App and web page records
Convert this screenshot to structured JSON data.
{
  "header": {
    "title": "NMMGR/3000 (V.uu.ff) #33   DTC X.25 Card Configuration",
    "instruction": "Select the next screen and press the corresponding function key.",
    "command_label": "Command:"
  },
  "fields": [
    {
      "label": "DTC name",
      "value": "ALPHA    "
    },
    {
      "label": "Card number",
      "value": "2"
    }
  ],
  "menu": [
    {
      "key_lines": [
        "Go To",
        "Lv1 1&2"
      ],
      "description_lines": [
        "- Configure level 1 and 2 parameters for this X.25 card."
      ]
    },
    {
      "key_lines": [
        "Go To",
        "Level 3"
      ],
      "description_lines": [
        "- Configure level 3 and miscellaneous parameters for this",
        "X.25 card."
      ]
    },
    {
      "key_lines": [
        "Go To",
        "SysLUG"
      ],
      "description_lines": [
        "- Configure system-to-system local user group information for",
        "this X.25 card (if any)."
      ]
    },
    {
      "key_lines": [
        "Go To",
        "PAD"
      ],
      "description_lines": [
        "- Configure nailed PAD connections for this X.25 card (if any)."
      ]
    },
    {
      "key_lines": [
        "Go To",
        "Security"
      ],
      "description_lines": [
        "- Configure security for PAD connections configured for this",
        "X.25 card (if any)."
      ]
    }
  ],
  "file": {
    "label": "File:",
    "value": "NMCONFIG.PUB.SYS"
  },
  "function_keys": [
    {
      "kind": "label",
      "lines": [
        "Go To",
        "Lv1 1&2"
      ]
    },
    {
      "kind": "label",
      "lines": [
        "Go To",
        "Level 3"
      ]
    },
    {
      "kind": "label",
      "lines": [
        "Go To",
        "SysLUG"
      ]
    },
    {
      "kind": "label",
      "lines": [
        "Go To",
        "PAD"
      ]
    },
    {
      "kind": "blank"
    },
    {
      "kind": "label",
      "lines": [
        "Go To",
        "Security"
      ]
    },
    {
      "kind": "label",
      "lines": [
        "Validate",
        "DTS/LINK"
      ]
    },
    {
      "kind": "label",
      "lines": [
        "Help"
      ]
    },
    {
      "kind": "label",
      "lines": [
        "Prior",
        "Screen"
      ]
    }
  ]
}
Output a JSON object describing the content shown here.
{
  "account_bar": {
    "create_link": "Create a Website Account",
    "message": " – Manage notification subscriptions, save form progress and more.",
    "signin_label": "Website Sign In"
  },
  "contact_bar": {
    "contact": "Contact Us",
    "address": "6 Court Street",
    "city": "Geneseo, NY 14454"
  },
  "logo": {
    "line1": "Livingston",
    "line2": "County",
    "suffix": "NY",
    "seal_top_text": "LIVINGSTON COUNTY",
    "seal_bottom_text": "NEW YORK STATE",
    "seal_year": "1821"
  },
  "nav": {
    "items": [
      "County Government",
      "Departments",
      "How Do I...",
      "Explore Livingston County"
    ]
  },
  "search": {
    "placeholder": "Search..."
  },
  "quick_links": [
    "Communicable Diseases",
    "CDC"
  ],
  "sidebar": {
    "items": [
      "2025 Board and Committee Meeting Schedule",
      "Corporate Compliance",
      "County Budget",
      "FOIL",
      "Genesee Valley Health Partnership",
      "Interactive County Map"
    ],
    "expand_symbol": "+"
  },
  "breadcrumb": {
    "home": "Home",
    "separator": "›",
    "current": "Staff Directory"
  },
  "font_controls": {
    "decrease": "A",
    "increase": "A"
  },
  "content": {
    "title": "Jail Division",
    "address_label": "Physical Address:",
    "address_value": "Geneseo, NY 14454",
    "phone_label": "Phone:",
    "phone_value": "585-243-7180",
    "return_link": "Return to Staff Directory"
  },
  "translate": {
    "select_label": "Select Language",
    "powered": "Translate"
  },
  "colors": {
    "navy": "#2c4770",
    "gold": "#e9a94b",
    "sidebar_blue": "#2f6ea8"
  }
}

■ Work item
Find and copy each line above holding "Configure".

■ Answer
        "- Configure level 1 and 2 parameters for this X.25 card."
        "- Configure level 3 and miscellaneous parameters for this",
        "- Configure system-to-system local user group information for",
        "- Configure nailed PAD connections for this X.25 card (if any)."
        "- Configure security for PAD connections configured for this",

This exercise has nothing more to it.